carl icahn Ebay

Blog post focuses on popular issues, avoids discussion of impact of PayPal losing customer revenue stream from eBay

In a blog post today, Icahn focused on the larger – and politically populist – issue of shaking up corporate boards and giving a voice to average shareholders. Starting with popular macroeconomic issues and then diving into issues of shareholder rights, one of the most successful activist hedge fund managers in history argued his position as a May 13 eBay shareholder meeting looms that could hand Icahn a rather public loss.

Great dangers facing our country: underfunded pensions, high unemployment, manipulated markets

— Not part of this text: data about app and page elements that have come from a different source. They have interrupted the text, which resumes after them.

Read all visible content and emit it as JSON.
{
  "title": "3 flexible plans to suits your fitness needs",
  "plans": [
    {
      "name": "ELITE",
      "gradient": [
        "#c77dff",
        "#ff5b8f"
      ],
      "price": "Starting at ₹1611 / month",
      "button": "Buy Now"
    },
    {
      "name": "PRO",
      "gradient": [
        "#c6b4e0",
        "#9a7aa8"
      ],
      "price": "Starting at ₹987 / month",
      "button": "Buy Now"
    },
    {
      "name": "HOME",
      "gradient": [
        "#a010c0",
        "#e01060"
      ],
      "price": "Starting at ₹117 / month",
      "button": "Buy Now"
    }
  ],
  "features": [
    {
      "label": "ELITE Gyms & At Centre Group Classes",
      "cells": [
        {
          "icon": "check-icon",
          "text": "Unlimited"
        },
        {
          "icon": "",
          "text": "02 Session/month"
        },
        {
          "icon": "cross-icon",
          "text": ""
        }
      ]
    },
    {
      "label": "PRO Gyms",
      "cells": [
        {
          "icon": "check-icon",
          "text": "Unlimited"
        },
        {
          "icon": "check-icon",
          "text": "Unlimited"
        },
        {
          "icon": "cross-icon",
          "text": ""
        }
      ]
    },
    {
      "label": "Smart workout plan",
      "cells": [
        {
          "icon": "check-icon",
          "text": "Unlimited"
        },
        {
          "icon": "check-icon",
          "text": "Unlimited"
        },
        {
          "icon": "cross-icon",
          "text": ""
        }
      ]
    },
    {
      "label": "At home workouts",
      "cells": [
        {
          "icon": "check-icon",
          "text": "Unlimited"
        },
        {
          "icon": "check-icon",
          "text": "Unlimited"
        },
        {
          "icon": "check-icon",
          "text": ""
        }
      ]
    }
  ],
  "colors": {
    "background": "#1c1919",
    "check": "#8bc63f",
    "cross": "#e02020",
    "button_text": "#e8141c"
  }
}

“There are a number of great dangers facing our country,” Icahn wrote, sounding like a politician on the stump stating indisputable facts before delivering the more controversial appeal.  “Our pension funds are underfunded.  Unemployment remains frustratingly high.  The Federal Reserve continues to artificially prop up the economy. But throughout history it has been proven that the corruption that results from unchecked power, whether criminal or otherwise, exacerbates all other dangers.  It diminishes morale, reduces productivity, hinders development and encores cynicism.”

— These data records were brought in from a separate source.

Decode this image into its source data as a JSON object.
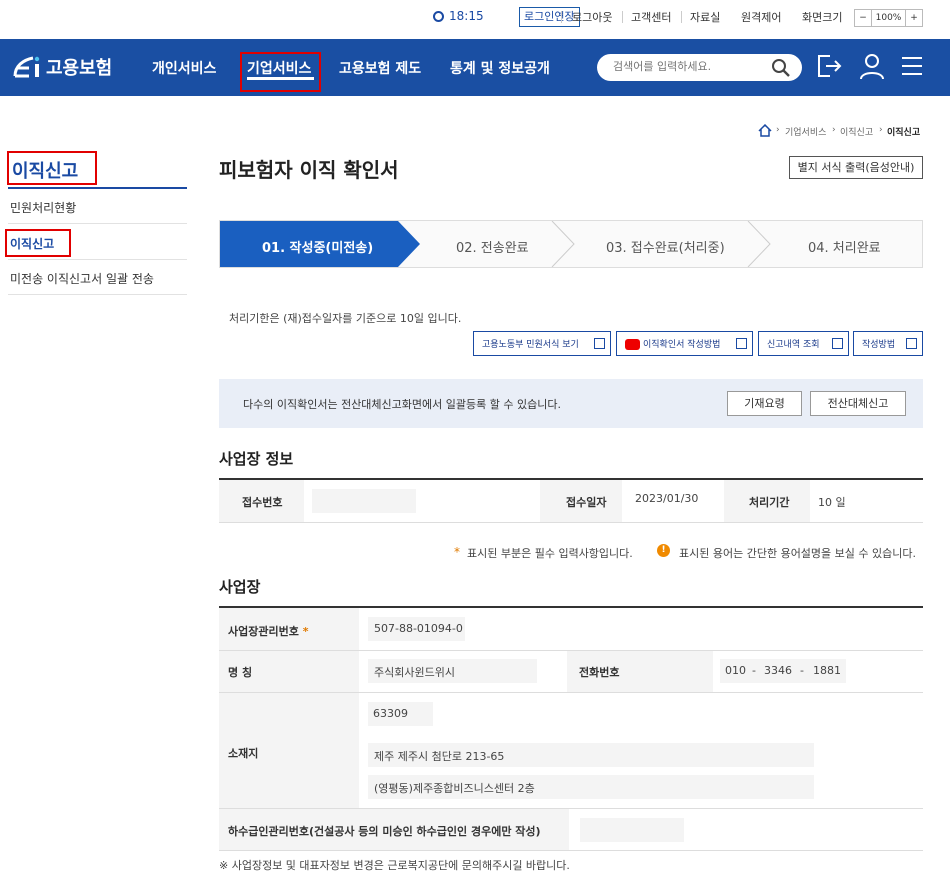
{
  "util": {
    "time": "18:15",
    "extend_login": "로그인연장",
    "links": [
      "로그아웃",
      "고객센터",
      "자료실",
      "원격제어",
      "화면크기"
    ],
    "zoom_minus": "−",
    "zoom_value": "100%",
    "zoom_plus": "+"
  },
  "header": {
    "logo_text": "고용보험",
    "nav": [
      "개인서비스",
      "기업서비스",
      "고용보험 제도",
      "통계 및 정보공개"
    ],
    "search_placeholder": "검색어를 입력하세요."
  },
  "colors": {
    "primary": "#1a4fa3",
    "step_active": "#1a5fc0",
    "highlight_box": "#e10000",
    "required": "#e07a00"
  },
  "sidebar": {
    "title": "이직신고",
    "items": [
      "민원처리현황",
      "이직신고",
      "미전송 이직신고서 일괄 전송"
    ]
  },
  "breadcrumb": {
    "home_icon": "home-icon",
    "items": [
      "기업서비스",
      "이직신고",
      "이직신고"
    ]
  },
  "page": {
    "title": "피보험자 이직 확인서",
    "print_button": "별지 서식 출력(음성안내)"
  },
  "steps": [
    "01. 작성중(미전송)",
    "02. 전송완료",
    "03. 접수완료(처리중)",
    "04. 처리완료"
  ],
  "processing_limit": "처리기한은 (재)접수일자를 기준으로 10일 입니다.",
  "link_buttons": [
    "고용노동부 민원서식 보기",
    "이직확인서 작성방법",
    "신고내역 조회",
    "작성방법"
  ],
  "notice": {
    "text": "다수의 이직확인서는 전산대체신고화면에서 일괄등록 할 수 있습니다.",
    "btn_guide": "기재요령",
    "btn_batch": "전산대체신고"
  },
  "workplace_info": {
    "section_title": "사업장 정보",
    "receipt_no_label": "접수번호",
    "receipt_no": "",
    "receipt_date_label": "접수일자",
    "receipt_date": "2023/01/30",
    "period_label": "처리기간",
    "period": "10 일"
  },
  "legend": {
    "required_mark": "*",
    "required_text": "표시된 부분은 필수 입력사항입니다.",
    "info_mark": "!",
    "info_text": "표시된 용어는 간단한 용어설명을 보실 수 있습니다."
  },
  "workplace": {
    "section_title": "사업장",
    "mgmt_no_label": "사업장관리번호",
    "mgmt_no": "507-88-01094-0",
    "name_label": "명 칭",
    "name": "주식회사윈드위시",
    "phone_label": "전화번호",
    "phone": [
      "010",
      "3346",
      "1881"
    ],
    "address_label": "소재지",
    "zip": "63309",
    "address1": "제주 제주시 첨단로 213-65",
    "address2": "(영평동)제주종합비즈니스센터 2층",
    "sub_label": "하수급인관리번호(건설공사 등의 미승인 하수급인인 경우에만 작성)",
    "sub_value": ""
  },
  "footnote": "※ 사업장정보 및 대표자정보 변경은 근로복지공단에 문의해주시길 바랍니다."
}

Noting a previous Securities and Exchange effort to reform corporate board election methods, Icahn first drew an analogy and then attacked a popular target: the business lobby.  Asking readers to imagine if the U.S. Senate was entitled to pick and endorse those who would run for the Senate, and had unlimited access to funds at the U.S. treasury to support those campaigns, Icahn then paints the picture by stating “would anyone doubt that rampant corruption would result?”

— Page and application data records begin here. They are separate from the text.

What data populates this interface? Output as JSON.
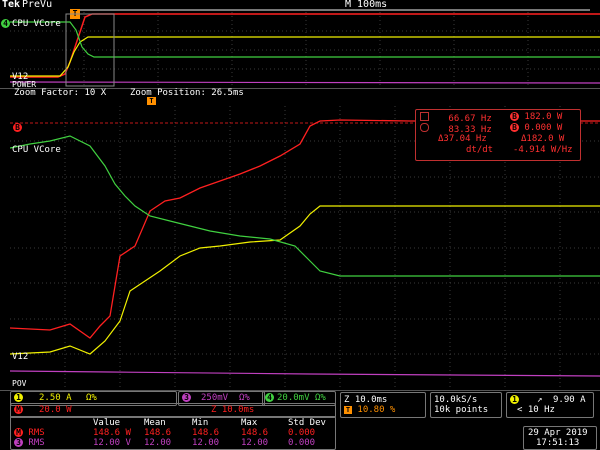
{
  "header": {
    "brand": "Tek",
    "mode": "PreVu",
    "timebase": "M 100ms"
  },
  "overview_labels": {
    "ch4": "4",
    "vcore": "CPU VCore",
    "v12": "V12",
    "power": "POWER"
  },
  "zoom": {
    "factor": "Zoom Factor: 10 X",
    "position": "Zoom Position: 26.5ms"
  },
  "zoom_labels": {
    "ch_m": "B",
    "vcore": "CPU VCore",
    "v12": "V12",
    "pov": "POV"
  },
  "cursor": {
    "row1_left": "66.67 Hz",
    "row1_right": "182.0 W",
    "row2_left": "83.33 Hz",
    "row2_right": "0.000 W",
    "row3_left": "Δ37.04 Hz",
    "row3_right": "Δ182.0 W",
    "row4_label": "dt/dt",
    "row4_right": "-4.914 W/Hz"
  },
  "status": {
    "ch1": "2.50 A",
    "ch1_unit": "Ω%",
    "ch3": "250mV",
    "ch3_unit": "Ω%",
    "ch4": "20.0mV",
    "ch4_unit": "Ω%",
    "math": "20.0 W",
    "math_z": "Z 10.0ms",
    "z_time": "Z 10.0ms",
    "trig_pos": "10.80 %",
    "sample": "10.0kS/s",
    "points": "10k points",
    "trig_ch": "1",
    "trig_val": "9.90 A",
    "trig_freq": "< 10 Hz",
    "date": "29 Apr 2019",
    "time": "17:51:13"
  },
  "measurements": {
    "headers": [
      "Value",
      "Mean",
      "Min",
      "Max",
      "Std Dev"
    ],
    "rows": [
      {
        "ch": "M",
        "label": "RMS",
        "values": [
          "148.6 W",
          "148.6",
          "148.6",
          "148.6",
          "0.000"
        ]
      },
      {
        "ch": "3",
        "label": "RMS",
        "values": [
          "12.00 V",
          "12.00",
          "12.00",
          "12.00",
          "0.000"
        ]
      }
    ]
  },
  "colors": {
    "ch1": "#f0f000",
    "ch3": "#c040c0",
    "ch4": "#40d040",
    "math": "#ff2020",
    "grid": "#3a3a3a",
    "orange": "#ff9000"
  }
}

Icahn then draws a comparison to the current system for electing corporate boards, where board members themselves nominate candidates and use the corporate funds for their election. “The SEC sought to eliminate this crucial flaw in the corporate voting system years ago,” he wrote. “Not surprisingly, those efforts were thwarted by litigation and political lobbying from The Business Roundtable and the usual cast of characters from the corporate bureaucratic establishment, including executives and their highly-paid advisors, who remain aligned against stockholder rights.”

Power tends to corrupt, and absolute power corrupts absolutely

Continuing to set up his arguments in the eBay Inc (NASDAQ:EBAY) dispute, Icahn focused on popular issues that were difficult to dispute at a macro level. Citing a quote from Sir John Dalberg, “Power tends to corrupt, and absolute power corrupts absolutely,” Icahn said the “passive stockholder model ultimately leads to mediocrity, complacency and a tendency towards a form of the very corruption identified by Sir John Dalberg long ago, whereby businesses are run with an inappropriate focus on enriching management and board members instead of stockholders.”

“Not so world class board”

After asking “How much candy would be left in the candy store if employees reported only to themselves?” Icahn turned specifically to eBay Inc (NASDAQ:EBAY). “This brings me again to Mr. Donahoe, eBay and its not-so world-class board,” he writes. “Over the past month we have highlighted the numerous conflicts of interest and questionable transactions that have become commonplace at eBay. I am deeply disturbed by the fact that eBay CEO John Donahoe blithely dismisses the concerns of his stockholders as mere ‘distractions.’ His contempt displays a profound misunderstanding that is endemic to many public companies…”

Then, sounding presidential, he draws a conclusion.  “My fellow investors, there are moments in history when otherwise small, discrete acts greatly influence the larger destiny of secular changes, and I believe we are at one of those moments now,” he writes, comparing the eBay situation to Hans Christian Andersen’s famous tale “The Emperor’s New Clothes,” illustrating how “everyone can see what is going on, but no one has said anything about it.”

“The eBay Inc (NASDAQ:EBAY) annual meeting is a tremendous and completely appropriate opportunity to turn the tide – for stockholders to show the management of a large, underperforming technology company with what I believe are obviously self-interested board members, that we are paying attention and will demand accountability,” he wrote.  “The eBay board and management believe that because they operate in Silicon Valley – where ‘every prominent player is just an adviser, an investor, a co-founder, an acquirer, or a director away from another’– that blatant conflicts of interest and self-dealing will be tolerated.”

“So let’s bring some sanity to the process by electing our nominees to the eBay board,” he concluded.